Georg Nees (1926-2016) was a German artist and mathematician, and a contemporary of Molnár’s. Like many of the earliest computer artists, he programmed his works by punched cards, and then plotted them on the ZUSE Graphomat Z64, an early digital plotter. In February 1965 Nees became the first person to publicly exhibit artwork made on a digital computer. His 1968 work, Schotter, shown below, is one of the best-known classics of early computer art. A gradient from order to disorder, it is emblematic of the struggle of the computer artist.

  • If you had to guess: attempt to describe the algorithm which produced this work.
  • To the extent that this artwork is interesting, what makes it so? 
  • How is disorder expressed in this work?

Paul Rickards is an artist and retrocomputing enthusiast active on #PlotterTwitter. In September 2016 he tweeted this small study, “Grid of imperfect circles”.

  • If you had to guess, attempt to describe the algorithm which produced this work.
  • To the extent that this artwork is interesting, what makes it so? (Can you imagine this work without the imperfections in the circles?)
  • How is disorder expressed in this work? (Do you think the circles are intended to look “hand drawn”?) 

The mononymic Austrian computer artist, Lia, has been active in software art since 1995. In 2018 she experimented with the use of an AxiDraw plotter to produce a series of ink studies. The example below consists of a series of sinewave-like paths, executed by an ink brush.

  • If you had to guess, attempt to describe the system which produced this work.
  • To the extent that this artwork is interesting, what makes it so?
  • Where or how is disorder expressed in this work? 

Finally, here’s an example which is not about tension against a grid. The life’s work of artist Harold Cohen (1928-2016) was the development of an AI program called AARON (1973-1990) which Cohen taught to make drawings. “I write programs, programs make drawings. Drawings made completely by the computer. This isn’t the case of computer aided art-making.”

Detail of a drawing made by AARON, 1980.

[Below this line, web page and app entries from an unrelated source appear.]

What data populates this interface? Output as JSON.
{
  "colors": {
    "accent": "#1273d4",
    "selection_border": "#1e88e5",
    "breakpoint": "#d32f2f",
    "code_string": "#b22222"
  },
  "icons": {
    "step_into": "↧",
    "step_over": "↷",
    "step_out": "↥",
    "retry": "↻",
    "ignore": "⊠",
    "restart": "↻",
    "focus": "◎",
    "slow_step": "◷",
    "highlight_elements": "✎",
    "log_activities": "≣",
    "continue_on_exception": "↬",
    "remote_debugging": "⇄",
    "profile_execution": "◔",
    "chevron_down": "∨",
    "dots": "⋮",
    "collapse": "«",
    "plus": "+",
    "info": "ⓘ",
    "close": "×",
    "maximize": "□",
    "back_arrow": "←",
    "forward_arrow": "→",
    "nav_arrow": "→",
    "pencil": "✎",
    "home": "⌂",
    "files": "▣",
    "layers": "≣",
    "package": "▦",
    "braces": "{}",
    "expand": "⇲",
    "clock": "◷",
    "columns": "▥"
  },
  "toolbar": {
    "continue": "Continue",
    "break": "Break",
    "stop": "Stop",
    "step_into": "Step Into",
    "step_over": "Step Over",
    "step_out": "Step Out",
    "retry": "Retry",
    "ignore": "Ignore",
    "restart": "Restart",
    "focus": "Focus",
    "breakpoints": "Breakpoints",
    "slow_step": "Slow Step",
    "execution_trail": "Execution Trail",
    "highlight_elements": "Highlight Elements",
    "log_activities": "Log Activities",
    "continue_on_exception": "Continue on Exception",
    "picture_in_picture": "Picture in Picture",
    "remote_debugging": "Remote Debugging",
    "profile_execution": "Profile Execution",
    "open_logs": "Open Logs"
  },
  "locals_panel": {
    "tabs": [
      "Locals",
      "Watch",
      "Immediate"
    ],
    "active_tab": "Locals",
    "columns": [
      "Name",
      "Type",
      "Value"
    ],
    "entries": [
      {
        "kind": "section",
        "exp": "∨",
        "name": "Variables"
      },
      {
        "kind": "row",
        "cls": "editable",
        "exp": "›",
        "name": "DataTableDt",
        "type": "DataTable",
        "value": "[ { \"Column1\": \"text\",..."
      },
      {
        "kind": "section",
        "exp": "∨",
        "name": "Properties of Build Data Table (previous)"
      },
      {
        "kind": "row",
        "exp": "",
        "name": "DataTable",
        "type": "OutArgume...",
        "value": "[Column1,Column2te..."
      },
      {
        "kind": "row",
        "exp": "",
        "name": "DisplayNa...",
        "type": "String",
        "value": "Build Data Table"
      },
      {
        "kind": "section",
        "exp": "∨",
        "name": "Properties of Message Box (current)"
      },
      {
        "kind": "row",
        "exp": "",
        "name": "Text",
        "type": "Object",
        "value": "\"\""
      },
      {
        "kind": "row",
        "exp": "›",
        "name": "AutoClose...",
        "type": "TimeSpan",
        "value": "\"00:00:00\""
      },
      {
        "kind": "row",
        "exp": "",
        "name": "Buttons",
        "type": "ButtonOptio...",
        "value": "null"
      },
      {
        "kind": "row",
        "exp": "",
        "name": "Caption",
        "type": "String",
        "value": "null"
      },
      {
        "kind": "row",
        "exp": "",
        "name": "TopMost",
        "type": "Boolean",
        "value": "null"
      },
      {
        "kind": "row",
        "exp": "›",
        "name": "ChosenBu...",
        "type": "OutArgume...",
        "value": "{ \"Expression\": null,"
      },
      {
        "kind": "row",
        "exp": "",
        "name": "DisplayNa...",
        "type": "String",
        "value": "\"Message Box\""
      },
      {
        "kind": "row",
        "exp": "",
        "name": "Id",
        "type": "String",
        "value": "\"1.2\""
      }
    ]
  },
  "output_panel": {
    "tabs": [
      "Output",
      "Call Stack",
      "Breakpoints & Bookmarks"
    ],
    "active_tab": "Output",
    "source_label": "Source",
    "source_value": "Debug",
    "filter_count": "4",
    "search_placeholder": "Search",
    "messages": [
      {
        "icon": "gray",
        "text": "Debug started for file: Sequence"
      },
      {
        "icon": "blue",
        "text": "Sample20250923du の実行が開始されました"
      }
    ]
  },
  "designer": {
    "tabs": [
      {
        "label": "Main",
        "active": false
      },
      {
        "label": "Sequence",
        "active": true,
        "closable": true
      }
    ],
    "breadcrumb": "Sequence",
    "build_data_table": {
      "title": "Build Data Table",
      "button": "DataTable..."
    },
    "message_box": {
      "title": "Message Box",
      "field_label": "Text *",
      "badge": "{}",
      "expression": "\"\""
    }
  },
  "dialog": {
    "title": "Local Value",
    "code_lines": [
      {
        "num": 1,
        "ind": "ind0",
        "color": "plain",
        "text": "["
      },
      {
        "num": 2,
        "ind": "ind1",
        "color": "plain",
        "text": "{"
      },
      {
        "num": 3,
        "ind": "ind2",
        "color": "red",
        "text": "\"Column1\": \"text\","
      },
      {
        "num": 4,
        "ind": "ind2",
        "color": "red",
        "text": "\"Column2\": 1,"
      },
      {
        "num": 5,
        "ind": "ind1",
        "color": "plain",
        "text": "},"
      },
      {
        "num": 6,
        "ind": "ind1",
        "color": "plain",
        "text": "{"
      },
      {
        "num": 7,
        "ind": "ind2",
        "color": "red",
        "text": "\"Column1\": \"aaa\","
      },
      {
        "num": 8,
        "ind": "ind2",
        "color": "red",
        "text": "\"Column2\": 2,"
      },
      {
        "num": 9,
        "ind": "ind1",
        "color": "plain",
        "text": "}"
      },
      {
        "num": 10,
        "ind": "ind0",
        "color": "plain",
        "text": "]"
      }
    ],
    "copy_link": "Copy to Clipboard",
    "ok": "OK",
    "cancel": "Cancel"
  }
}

From 1973 onward, AARON could be seen as an art creation “expert system”. Cohen felt that “… perhaps AARON would be better described as an expert’s system than as an expert system: not simply because I have served as both knowledge engineer and as resident expert, but because the program serves as a research tool for the expansion of my own expert knowledge rather than to encapsulate that knowledge for the use of others,” he wrote in 1988. Here is a drawing made by AARON in 1983:

  • To the extent that this artwork is interesting, what makes it so?
  • How does this artwork appear to be organized?

Final thoughts: As new media artist/educator Kate Compton writes in her article “So You Want to Make a Generator“:

So your algorithm may generate 18,446,744,073,709,551,616 planets. They may each be subtly different, but as they player is exploring them rapidly, will they be perceived as different? I like to call this problem the 10,000 Bowls of Oatmeal Problem. I can easily generate 10,000 bowls of plain oatmeal, with each oat being in a different position and different orientation, and mathematically speaking they will all be completely unique. But the user will likely just see a lot of oatmeal. Perceptual uniqueness is the real metric, and it’s darn tough.

In some situations, just perceptual differentiation is enough, and an easier bar to clear. Perceptual differentiation is the feeling that this piece of content is not identical to the last. A user glancing at a line of trees can tell if they are identical, or if they are less-varied-than-expected suggesting unnaturalness. This fulfills an aesthetic need even if no tree is particularly memorable.

// Processing (Java) program
// When the user clicks, creates a 
// random squiggle and exports an SVG.

import processing.svg.*;
void setup() {
  size(800, 800);

void draw() {
  int now = millis();
  beginRecord(SVG, "foo_" + now + ".svg");

  for (int i=0; i<12; i++) {
    float px = width * random(0.1, 0.9);
    float py = height * random(0.1, 0.9);
    curveVertex(px, py);

void mousePressed() {